## EXERCISE
Would you please set down the data again exactly as given, excluding the pictures?
== Segment start ==
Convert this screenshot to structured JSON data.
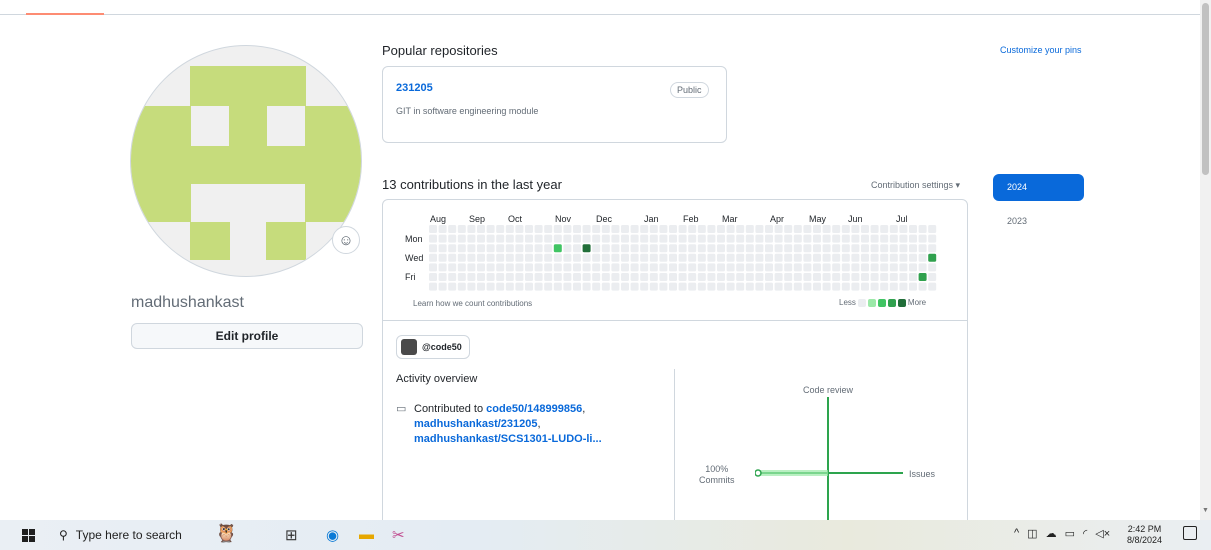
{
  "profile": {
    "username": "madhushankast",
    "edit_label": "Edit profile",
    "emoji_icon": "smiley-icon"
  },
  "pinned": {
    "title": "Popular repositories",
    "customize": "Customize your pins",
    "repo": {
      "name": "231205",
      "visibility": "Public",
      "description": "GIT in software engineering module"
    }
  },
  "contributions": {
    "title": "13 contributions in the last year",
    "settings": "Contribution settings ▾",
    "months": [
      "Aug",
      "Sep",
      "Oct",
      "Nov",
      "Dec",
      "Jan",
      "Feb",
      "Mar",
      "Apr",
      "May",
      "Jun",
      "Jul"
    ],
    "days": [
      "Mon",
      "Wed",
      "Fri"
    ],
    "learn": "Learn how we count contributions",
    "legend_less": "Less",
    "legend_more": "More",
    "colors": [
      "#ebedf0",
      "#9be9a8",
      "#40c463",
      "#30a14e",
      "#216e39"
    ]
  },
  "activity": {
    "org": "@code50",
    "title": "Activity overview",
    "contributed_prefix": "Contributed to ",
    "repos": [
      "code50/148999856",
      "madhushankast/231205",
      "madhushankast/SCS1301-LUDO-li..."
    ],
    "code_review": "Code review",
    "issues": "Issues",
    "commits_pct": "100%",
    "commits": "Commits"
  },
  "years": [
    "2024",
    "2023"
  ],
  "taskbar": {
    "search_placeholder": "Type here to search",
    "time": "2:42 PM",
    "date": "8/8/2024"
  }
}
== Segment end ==
## SOLUTION BELOW
Convert this screenshot to structured JSON data.
{
  "profile": {
    "username": "madhushankast",
    "edit_label": "Edit profile",
    "emoji_icon": "smiley-icon"
  },
  "pinned": {
    "title": "Popular repositories",
    "customize": "Customize your pins",
    "repo": {
      "name": "231205",
      "visibility": "Public",
      "description": "GIT in software engineering module"
    }
  },
  "contributions": {
    "title": "13 contributions in the last year",
    "settings": "Contribution settings ▾",
    "months": [
      "Aug",
      "Sep",
      "Oct",
      "Nov",
      "Dec",
      "Jan",
      "Feb",
      "Mar",
      "Apr",
      "May",
      "Jun",
      "Jul"
    ],
    "days": [
      "Mon",
      "Wed",
      "Fri"
    ],
    "learn": "Learn how we count contributions",
    "legend_less": "Less",
    "legend_more": "More",
    "colors": [
      "#ebedf0",
      "#9be9a8",
      "#40c463",
      "#30a14e",
      "#216e39"
    ]
  },
  "activity": {
    "org": "@code50",
    "title": "Activity overview",
    "contributed_prefix": "Contributed to ",
    "repos": [
      "code50/148999856",
      "madhushankast/231205",
      "madhushankast/SCS1301-LUDO-li..."
    ],
    "code_review": "Code review",
    "issues": "Issues",
    "commits_pct": "100%",
    "commits": "Commits"
  },
  "years": [
    "2024",
    "2023"
  ],
  "taskbar": {
    "search_placeholder": "Type here to search",
    "time": "2:42 PM",
    "date": "8/8/2024"
  }
}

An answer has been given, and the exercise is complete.